• Data extracts:
>>>>
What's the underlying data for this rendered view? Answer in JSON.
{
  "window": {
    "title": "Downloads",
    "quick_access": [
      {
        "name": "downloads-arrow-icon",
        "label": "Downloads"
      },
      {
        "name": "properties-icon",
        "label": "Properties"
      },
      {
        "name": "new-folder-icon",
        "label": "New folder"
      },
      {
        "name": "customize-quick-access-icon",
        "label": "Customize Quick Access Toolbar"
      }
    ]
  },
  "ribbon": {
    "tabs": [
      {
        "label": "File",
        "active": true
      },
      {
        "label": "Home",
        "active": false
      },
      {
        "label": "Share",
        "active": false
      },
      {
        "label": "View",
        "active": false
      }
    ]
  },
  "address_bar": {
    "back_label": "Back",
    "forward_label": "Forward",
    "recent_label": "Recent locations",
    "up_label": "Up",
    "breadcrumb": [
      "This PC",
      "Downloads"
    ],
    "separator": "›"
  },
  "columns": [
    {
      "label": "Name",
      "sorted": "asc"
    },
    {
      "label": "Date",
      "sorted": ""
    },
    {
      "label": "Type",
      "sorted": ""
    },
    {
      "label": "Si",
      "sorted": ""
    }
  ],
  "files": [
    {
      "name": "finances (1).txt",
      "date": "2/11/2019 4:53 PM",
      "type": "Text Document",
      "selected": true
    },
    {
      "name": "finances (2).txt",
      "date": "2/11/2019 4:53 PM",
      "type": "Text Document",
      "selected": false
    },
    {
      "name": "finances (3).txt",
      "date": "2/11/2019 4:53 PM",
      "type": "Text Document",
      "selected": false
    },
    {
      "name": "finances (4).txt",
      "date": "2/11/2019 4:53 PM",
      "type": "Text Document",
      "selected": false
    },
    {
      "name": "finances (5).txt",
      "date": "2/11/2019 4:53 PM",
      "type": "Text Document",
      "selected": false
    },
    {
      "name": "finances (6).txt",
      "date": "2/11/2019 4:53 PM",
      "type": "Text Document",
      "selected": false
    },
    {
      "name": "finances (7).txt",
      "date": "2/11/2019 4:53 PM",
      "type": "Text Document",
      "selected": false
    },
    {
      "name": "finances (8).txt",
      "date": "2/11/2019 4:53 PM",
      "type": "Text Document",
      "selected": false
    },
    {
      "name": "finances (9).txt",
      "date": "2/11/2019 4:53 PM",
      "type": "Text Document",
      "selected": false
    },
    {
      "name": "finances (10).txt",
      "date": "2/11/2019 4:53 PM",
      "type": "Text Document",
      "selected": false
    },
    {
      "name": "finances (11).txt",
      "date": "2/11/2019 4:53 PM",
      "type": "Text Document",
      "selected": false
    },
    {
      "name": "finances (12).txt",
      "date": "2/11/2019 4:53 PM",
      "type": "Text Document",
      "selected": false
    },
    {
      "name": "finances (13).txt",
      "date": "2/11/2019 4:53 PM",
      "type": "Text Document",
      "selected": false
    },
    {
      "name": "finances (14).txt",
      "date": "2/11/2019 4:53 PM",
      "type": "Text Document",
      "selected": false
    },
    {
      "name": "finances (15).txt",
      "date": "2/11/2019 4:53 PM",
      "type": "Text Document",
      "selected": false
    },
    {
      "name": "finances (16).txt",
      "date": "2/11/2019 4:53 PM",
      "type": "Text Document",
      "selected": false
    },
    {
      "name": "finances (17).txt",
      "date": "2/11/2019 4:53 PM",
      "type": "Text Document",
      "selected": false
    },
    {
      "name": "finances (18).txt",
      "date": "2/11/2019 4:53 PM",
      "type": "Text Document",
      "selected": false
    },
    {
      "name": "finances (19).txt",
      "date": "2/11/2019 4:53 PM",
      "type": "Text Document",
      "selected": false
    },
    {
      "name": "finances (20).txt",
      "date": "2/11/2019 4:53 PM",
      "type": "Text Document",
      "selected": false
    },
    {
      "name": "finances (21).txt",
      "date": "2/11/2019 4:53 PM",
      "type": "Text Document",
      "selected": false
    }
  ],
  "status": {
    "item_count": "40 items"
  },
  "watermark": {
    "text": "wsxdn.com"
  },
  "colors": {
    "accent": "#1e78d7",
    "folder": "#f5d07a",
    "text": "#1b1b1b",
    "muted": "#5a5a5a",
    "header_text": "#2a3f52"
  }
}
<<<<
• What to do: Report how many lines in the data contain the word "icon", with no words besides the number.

• Your solution: 4